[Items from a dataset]
######

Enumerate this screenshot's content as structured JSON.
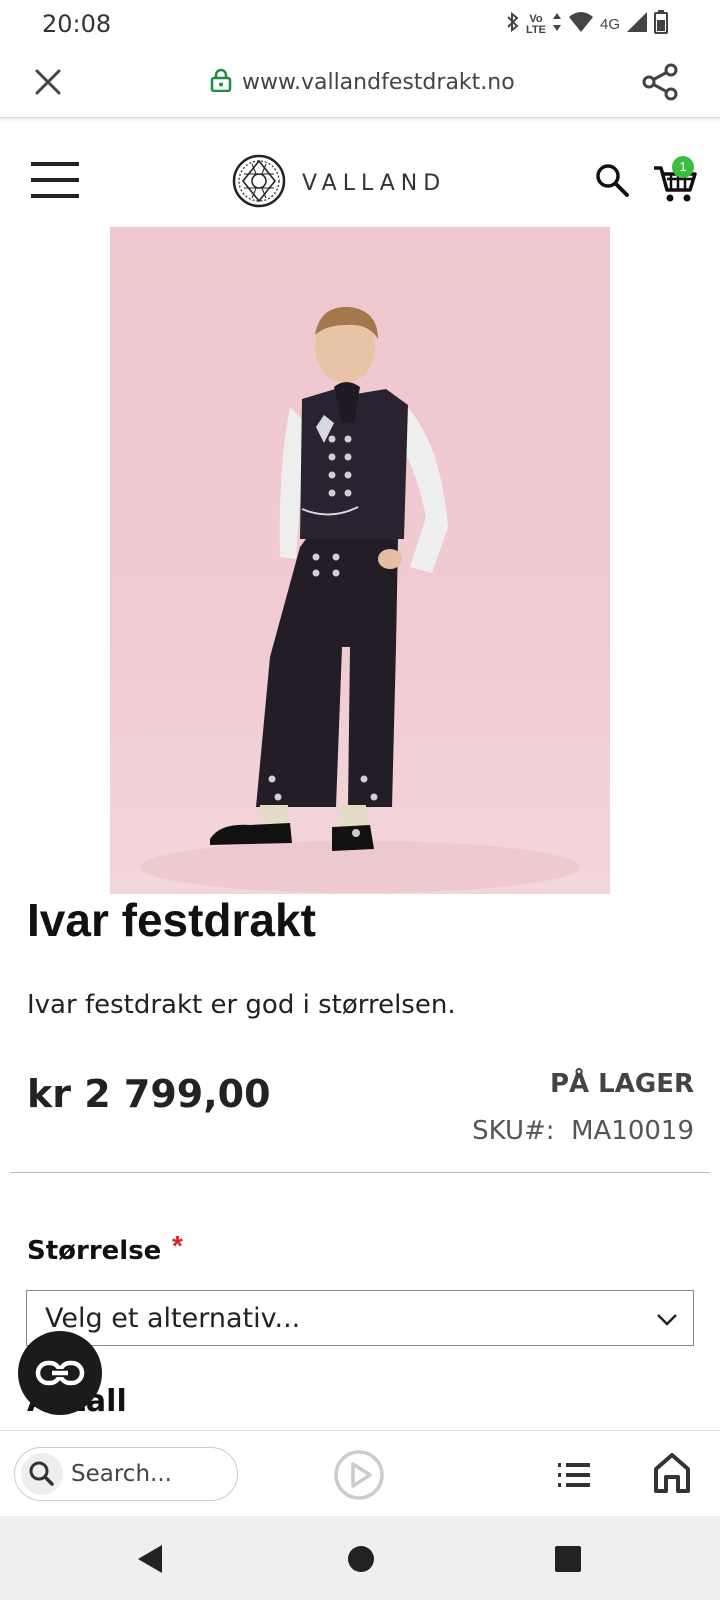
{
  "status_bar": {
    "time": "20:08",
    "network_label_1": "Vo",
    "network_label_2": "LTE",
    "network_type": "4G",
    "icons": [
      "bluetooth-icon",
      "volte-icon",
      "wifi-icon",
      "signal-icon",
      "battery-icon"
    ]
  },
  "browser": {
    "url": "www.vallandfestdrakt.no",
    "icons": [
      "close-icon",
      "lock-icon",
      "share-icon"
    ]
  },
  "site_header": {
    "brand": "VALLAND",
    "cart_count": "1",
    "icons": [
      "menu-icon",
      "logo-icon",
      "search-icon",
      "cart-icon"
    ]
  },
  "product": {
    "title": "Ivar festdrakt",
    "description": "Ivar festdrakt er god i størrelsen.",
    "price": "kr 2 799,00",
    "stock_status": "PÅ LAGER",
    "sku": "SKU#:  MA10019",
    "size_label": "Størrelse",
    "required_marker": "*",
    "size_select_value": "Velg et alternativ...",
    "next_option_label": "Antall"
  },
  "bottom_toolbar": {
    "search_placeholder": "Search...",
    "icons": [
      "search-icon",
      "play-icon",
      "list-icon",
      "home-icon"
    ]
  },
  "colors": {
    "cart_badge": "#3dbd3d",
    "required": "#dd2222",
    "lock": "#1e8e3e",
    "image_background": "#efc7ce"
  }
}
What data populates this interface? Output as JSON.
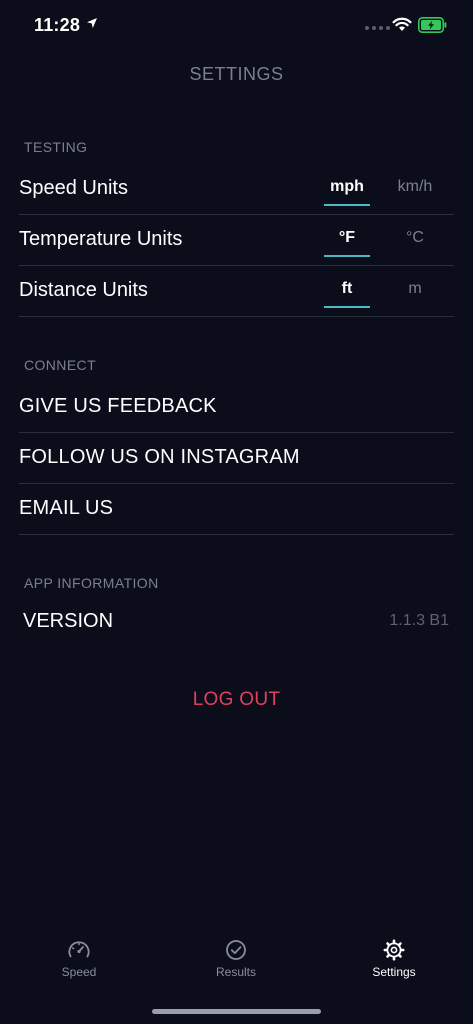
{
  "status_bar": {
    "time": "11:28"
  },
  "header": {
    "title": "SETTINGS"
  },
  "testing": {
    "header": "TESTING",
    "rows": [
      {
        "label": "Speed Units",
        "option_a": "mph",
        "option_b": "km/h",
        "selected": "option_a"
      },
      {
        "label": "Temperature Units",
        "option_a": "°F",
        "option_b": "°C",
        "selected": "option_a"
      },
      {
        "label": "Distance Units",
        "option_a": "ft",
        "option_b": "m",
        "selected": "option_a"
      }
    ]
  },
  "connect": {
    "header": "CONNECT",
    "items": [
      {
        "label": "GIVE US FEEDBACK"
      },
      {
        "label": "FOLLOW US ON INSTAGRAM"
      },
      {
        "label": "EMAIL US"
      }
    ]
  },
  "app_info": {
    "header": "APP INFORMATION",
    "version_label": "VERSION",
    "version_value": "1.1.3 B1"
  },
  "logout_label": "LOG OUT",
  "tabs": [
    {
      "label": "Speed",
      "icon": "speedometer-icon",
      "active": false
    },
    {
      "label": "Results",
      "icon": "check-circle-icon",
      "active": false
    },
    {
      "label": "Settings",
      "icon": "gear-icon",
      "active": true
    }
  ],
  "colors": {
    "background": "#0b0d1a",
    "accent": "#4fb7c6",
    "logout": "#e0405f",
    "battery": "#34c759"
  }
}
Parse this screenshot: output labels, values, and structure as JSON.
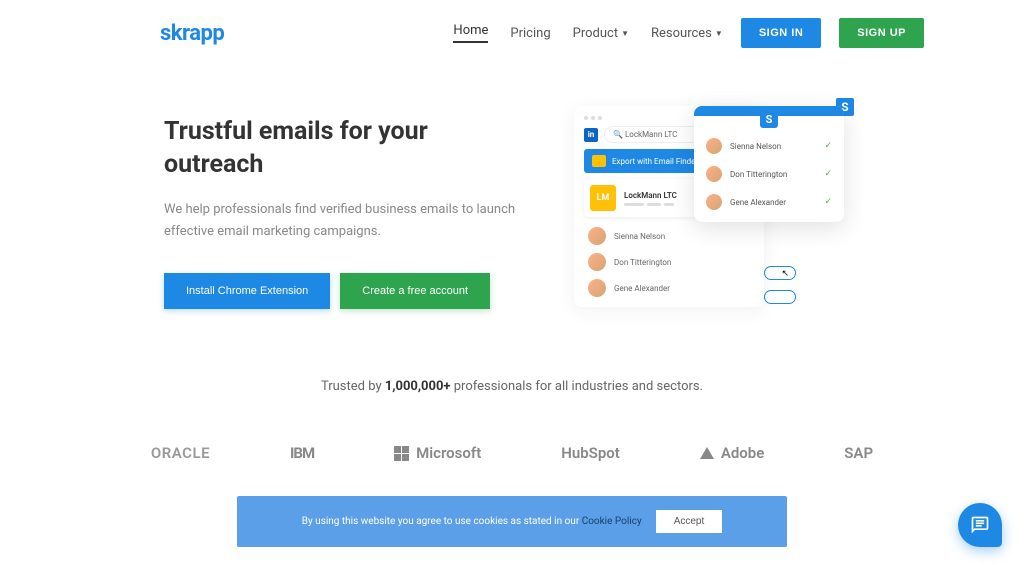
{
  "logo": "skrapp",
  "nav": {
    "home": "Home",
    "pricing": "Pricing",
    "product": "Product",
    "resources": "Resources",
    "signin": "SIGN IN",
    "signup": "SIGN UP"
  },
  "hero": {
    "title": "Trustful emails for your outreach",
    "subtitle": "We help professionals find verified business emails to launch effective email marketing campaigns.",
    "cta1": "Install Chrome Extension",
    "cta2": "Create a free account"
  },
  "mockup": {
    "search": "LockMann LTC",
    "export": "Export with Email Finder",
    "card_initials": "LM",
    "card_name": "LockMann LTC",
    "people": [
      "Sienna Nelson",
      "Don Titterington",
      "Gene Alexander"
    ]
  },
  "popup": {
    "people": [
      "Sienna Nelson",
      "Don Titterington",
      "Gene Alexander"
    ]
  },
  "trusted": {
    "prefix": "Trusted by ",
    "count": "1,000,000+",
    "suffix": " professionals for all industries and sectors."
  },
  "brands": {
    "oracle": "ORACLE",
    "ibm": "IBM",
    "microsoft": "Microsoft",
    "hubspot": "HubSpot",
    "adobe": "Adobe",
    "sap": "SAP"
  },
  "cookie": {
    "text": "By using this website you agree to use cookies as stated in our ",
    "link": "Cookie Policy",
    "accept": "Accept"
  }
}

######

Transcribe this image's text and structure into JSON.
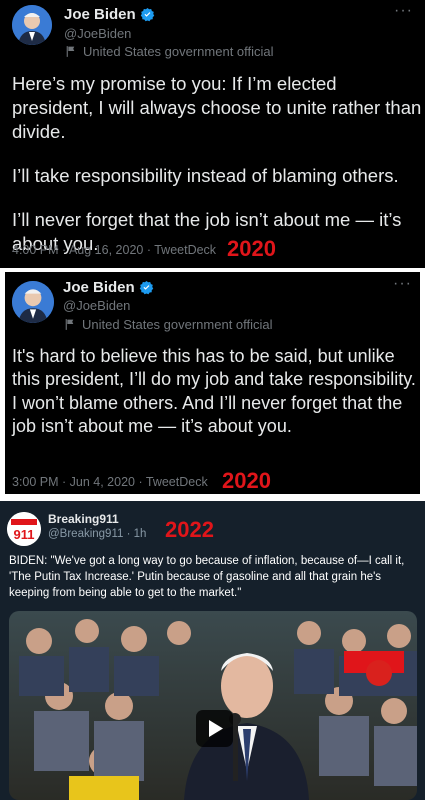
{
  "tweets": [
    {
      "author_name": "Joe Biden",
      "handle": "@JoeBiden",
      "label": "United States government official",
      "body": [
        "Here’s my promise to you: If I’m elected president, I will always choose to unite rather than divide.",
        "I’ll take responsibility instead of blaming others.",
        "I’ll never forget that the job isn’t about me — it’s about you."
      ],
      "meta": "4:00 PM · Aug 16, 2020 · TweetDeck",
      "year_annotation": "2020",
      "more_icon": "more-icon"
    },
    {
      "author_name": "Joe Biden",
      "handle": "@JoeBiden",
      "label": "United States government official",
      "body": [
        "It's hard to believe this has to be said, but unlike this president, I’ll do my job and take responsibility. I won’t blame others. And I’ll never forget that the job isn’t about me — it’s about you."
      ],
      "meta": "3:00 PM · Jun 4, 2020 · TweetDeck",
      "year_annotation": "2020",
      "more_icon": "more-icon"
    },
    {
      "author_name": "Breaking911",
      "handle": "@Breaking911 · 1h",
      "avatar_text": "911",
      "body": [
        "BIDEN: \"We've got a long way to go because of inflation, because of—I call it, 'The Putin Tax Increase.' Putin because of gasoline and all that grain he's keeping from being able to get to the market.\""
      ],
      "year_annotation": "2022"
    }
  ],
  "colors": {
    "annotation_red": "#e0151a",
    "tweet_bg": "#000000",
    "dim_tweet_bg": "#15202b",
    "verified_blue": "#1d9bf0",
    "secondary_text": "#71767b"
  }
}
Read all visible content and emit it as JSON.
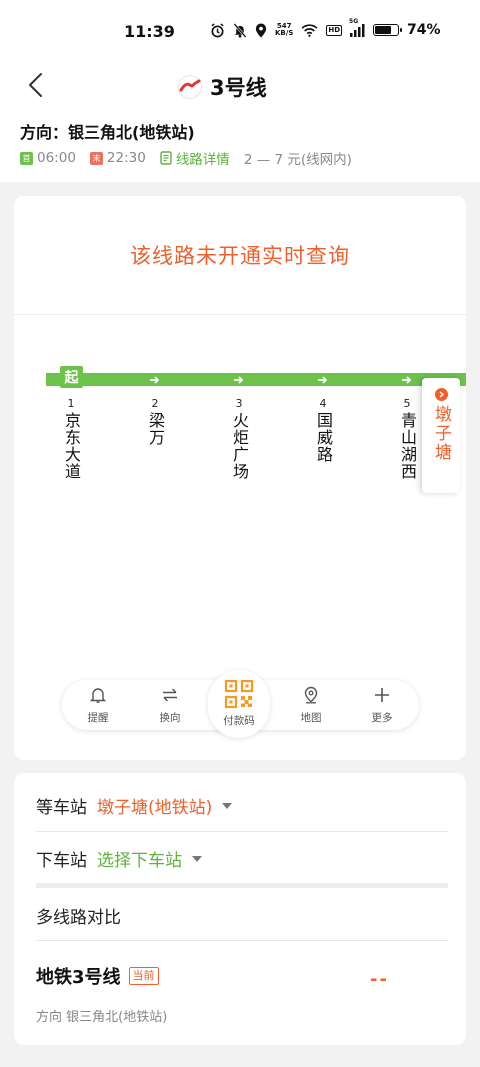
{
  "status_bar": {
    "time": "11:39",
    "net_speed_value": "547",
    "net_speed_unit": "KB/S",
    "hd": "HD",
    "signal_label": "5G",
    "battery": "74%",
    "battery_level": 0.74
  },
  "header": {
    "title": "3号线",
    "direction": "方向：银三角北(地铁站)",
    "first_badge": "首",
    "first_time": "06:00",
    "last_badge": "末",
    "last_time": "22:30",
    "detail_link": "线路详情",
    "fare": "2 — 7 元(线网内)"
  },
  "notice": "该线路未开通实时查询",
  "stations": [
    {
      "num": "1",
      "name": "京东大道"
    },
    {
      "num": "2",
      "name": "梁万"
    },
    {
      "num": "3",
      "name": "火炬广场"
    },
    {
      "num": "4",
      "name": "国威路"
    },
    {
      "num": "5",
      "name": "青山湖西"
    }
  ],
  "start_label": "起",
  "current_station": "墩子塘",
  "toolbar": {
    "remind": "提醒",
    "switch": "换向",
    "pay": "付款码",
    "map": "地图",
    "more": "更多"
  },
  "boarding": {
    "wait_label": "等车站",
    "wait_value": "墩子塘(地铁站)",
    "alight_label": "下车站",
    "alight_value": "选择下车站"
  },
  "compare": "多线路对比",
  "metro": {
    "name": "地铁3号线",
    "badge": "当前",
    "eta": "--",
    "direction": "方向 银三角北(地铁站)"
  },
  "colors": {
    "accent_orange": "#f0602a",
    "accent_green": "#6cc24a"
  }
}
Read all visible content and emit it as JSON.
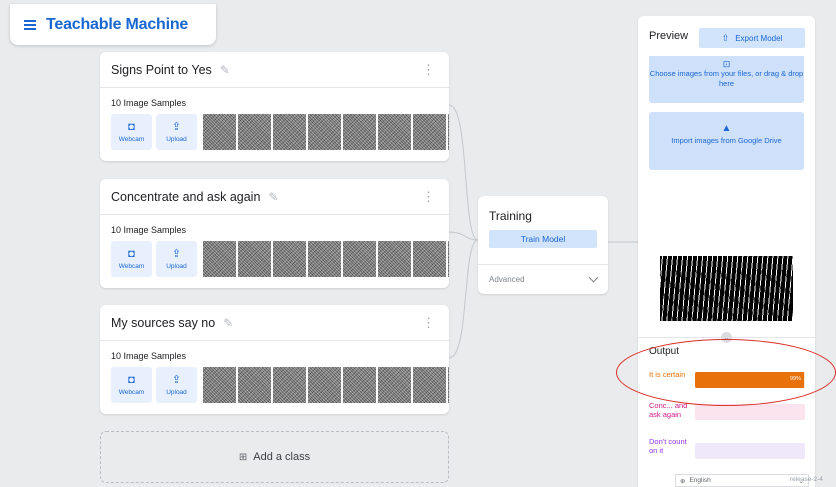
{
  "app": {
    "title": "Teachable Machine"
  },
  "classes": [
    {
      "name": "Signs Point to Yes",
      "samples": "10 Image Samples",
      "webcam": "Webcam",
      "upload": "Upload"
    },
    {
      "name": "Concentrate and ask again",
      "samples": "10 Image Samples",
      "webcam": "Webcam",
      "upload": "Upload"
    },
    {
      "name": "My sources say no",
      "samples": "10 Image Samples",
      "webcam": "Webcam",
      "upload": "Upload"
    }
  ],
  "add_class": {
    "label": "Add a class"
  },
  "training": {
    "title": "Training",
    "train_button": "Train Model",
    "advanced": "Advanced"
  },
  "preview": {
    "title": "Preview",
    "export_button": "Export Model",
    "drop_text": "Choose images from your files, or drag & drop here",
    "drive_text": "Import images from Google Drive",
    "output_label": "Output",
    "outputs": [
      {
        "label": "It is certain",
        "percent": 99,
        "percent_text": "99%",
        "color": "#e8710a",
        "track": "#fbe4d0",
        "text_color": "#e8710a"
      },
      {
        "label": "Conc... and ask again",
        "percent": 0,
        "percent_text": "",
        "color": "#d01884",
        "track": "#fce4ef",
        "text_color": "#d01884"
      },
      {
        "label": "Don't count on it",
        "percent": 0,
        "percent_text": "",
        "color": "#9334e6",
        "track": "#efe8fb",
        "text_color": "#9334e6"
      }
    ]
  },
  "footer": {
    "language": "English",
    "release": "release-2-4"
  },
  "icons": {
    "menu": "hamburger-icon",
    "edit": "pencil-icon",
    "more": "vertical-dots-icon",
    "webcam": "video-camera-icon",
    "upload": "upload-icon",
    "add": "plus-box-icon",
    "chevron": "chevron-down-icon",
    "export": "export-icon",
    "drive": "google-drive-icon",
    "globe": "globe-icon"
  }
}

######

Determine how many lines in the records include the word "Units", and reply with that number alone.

3